*** Given records Section Begins ***

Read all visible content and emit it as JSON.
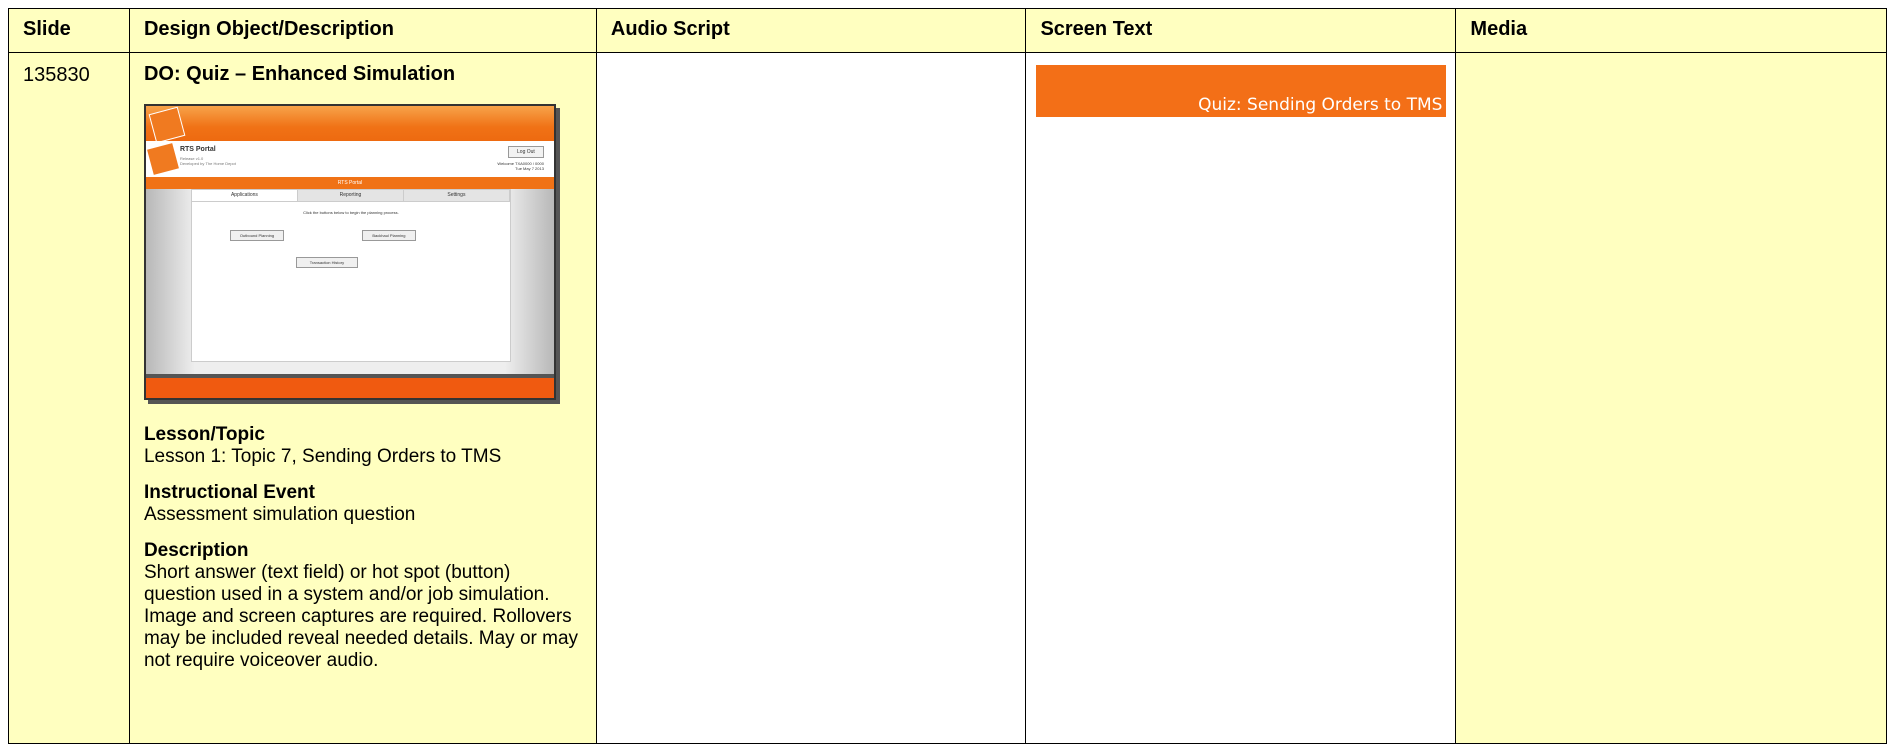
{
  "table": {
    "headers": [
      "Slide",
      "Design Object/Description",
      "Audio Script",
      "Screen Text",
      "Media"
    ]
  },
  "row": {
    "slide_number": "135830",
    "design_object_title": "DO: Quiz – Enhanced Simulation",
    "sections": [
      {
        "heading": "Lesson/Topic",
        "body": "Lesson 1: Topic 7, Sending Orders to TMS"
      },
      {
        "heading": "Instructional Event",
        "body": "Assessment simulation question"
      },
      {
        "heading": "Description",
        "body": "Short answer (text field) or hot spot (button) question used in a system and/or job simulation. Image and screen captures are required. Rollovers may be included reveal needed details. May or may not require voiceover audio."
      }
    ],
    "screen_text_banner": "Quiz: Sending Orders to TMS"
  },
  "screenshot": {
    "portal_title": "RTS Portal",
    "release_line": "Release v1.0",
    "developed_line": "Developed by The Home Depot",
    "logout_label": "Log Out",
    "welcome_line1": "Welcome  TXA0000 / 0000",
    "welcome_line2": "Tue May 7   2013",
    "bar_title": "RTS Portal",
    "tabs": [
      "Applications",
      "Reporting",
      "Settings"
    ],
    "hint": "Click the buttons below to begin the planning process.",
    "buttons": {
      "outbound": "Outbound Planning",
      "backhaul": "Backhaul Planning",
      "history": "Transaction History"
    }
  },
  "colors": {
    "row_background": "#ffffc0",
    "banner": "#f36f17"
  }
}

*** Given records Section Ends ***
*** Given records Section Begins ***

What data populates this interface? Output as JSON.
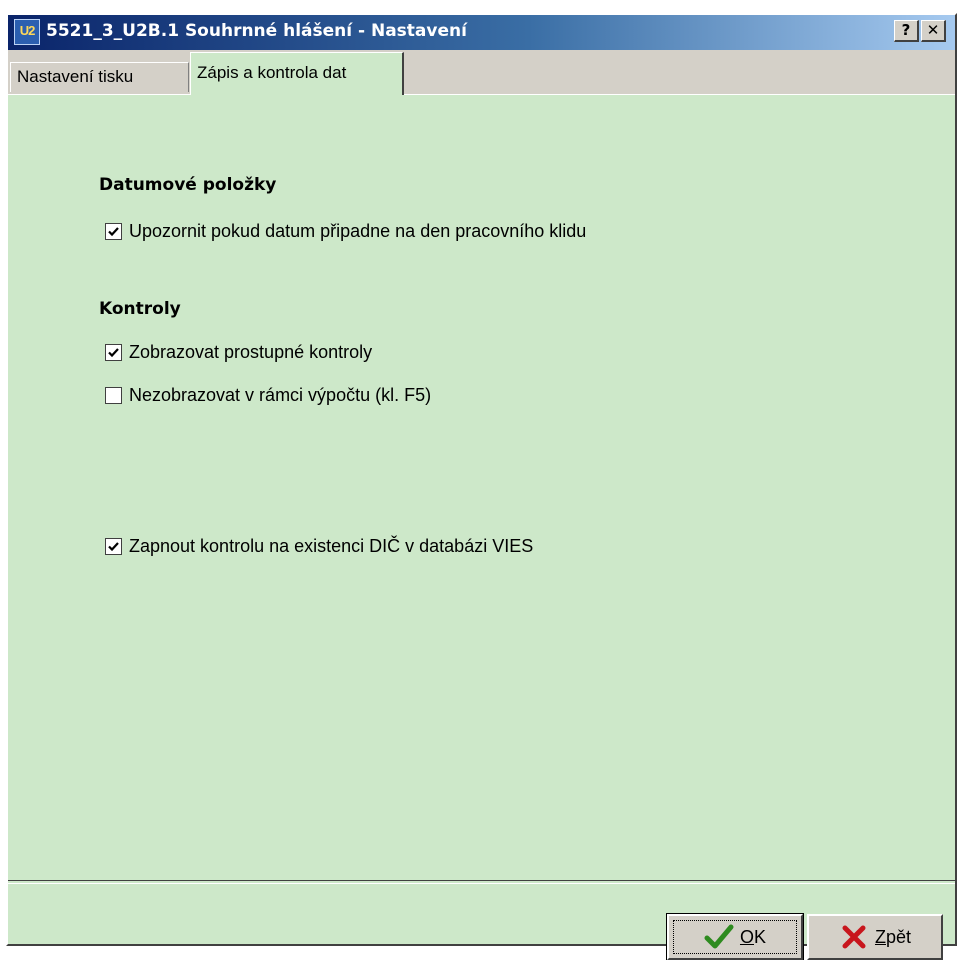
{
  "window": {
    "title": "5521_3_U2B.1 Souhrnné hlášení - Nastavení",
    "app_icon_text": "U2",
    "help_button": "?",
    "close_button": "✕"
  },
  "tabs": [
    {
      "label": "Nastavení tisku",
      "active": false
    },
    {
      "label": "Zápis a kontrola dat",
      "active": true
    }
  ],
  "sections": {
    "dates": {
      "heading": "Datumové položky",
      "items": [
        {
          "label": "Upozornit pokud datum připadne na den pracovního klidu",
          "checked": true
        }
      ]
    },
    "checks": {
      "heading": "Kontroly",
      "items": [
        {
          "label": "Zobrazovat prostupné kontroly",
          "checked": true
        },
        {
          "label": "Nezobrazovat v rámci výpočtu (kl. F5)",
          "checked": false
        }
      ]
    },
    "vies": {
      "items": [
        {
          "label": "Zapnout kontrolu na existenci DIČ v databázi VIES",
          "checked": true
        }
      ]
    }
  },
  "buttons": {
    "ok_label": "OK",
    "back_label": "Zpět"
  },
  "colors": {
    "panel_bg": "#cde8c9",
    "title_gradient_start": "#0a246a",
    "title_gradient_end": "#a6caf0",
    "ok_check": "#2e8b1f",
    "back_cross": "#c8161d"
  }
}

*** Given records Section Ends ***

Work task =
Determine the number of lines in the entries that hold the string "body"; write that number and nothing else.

Answer to this task =
3